The RBI noted that Russia-Ukraine crisis has offset the advantage India gained from a largely blunt Omicron situation. “Inflation is now projected to be higher and growth lower than the assessment in February,” Governor Shaktikanta Das said in his MPC speech.
Global inflation was creating worries even before the conflict came into picture but the most noticeable impact of the war was crude oil hitting levels not seen in over a decade. The price of Brent Crude briefly hit USD 140 mark.
Price of metals, food including wheat, corn, edible oil and fertilisers have been hit and the situation is expected to prevail amid supply disruptions.
The developments have intensified the projections of global inflation and will have significant impact on the output in all major geographies, the RBI noted.

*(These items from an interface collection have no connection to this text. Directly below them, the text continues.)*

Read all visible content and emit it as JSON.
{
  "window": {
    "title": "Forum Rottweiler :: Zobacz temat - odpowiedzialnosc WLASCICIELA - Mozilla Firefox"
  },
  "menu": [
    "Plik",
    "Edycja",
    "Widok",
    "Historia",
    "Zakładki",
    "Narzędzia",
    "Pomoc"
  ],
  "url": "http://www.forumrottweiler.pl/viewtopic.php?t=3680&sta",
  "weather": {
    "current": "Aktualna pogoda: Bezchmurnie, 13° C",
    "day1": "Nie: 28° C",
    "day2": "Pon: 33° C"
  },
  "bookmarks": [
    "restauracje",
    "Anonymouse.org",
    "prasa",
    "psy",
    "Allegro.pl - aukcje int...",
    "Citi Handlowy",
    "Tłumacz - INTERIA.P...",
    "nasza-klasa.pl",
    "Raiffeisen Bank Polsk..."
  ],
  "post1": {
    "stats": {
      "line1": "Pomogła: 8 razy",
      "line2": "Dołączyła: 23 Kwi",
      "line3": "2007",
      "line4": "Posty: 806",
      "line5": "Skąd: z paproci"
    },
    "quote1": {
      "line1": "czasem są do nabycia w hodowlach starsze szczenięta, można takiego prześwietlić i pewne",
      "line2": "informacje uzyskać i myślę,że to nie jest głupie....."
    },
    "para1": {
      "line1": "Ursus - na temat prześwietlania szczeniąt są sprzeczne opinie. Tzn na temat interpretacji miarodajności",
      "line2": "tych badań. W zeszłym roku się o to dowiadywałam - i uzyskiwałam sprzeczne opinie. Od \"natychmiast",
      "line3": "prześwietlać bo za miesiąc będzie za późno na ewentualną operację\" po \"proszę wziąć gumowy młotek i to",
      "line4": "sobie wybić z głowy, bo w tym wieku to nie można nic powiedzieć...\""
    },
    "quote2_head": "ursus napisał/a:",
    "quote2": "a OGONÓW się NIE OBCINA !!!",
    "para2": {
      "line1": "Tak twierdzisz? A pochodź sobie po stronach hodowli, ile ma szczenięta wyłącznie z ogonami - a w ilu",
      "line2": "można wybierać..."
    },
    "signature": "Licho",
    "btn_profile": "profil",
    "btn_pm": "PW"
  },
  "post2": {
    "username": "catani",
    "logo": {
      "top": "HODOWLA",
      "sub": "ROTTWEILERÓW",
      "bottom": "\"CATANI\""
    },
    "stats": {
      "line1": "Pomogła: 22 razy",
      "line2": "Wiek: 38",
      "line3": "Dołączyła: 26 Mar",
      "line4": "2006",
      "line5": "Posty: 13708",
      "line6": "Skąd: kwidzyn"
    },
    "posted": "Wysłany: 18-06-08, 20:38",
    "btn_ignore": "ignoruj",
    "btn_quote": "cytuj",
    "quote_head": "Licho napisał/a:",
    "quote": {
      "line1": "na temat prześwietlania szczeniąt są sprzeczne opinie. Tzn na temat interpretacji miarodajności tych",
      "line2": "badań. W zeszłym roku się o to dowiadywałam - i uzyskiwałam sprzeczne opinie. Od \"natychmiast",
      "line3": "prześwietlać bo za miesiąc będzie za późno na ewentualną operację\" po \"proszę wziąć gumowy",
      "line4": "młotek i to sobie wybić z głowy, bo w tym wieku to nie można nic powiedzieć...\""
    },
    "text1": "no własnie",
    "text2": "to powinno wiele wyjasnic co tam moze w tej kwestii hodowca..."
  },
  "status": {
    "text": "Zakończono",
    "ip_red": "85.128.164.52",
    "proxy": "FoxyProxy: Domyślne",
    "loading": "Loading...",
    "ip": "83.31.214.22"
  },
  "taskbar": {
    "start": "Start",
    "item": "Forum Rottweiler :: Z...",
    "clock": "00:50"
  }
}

Not just the trade and output will get impacted from the rising inflation scenario, the demand will also take a hit, much worse than was anticipated two months ago, the central bank said.
India’s import bills coupled with the outflow of money from Indian markets has also led to considerable weakness in the Indian Rupee. The INR hit unprecedented highs of 77 against the greenback.
India has not been the only major emerging economies, where the outflow has been prevalent. In general, there has been risk aversion towards assets of emerging market economies (EMEs).
Though India has managed to exhibit growth, the economic activity is barely above its pre-pandemic level.
To RBI’s Credit
To RBI’s credit, it has stuck to a predictable policy regime and not indulged in policy shocks. It has also not followed other countries with rate hikes. The 6-member MPC committee under Governor Shaktikanta Das has kept the repo rate at 4 per cent while the reverse repo rate and 3.35 per cent. The stance remains accommodative while RBI keeps its focusing on withdrawal of excess liquidity to ensure that inflation remains within its target going forward, while supporting growth.
The Indian economy is steadily reviving from its pandemic induced contraction, yet major challenges remain. The elevated prices of key commodities including petrol, diesel, cooking gas, food items and edible oil would impact India’s consumption, which has seen some tailwind off late.
The RBI noted that two key drivers of domestic demand – private consumption and private investment remain a pain point with the former being only 1.2 per cent up from the pre-pandemic levels while the latter at 2.6 per cent.
The impact of Omiron has been less brutal which has kept restrictions limited. Since the beginning of April, most of them have been done away with. The contact intensive services like those related to hospitality and tourism have now resumed, though a big catching up is still to be done. They trail the 2019-20 level, the RBI Governor said in his speech.
The pandemic remains an untamed challenge. Economic activity slowed down in Q3 of FY22 and got exacerbated by the emergence of the Omicron variant in January 2022.
Several high frequency indicators – railway freight; GST collections; toll collections; electricity demand; fuel consumption; and imports of capital goods posted robust year-on-year expansion during February-March but a fourth cannot be completely ruled out.
Any restrictions have a direct impact on the above indicators.
High frequency indicators have shown sustainable green shoots, which augurs well for the economy. Domestic air traffic is also finding its week with March turning out to be exemplary for the airline companies.
An RBI survey also finds consumer confidence improving and households’ optimism in outlook for the year ahead has strengthened with an uptick in sentiments. Business confidence is in optimistic territory and supportive of revival in economic activity.
The RBI also expects a strong rural recovery aided by robust Rabi output. At the same time a pick-up in contact-intensive services should help in further strengthening urban demand, it said. The business confidence in India is improving and that could get reflected in investment activity picking up with improving business confidence, pick up in bank credit, continuing support from government capital expenditure as we move ahead in this financial year.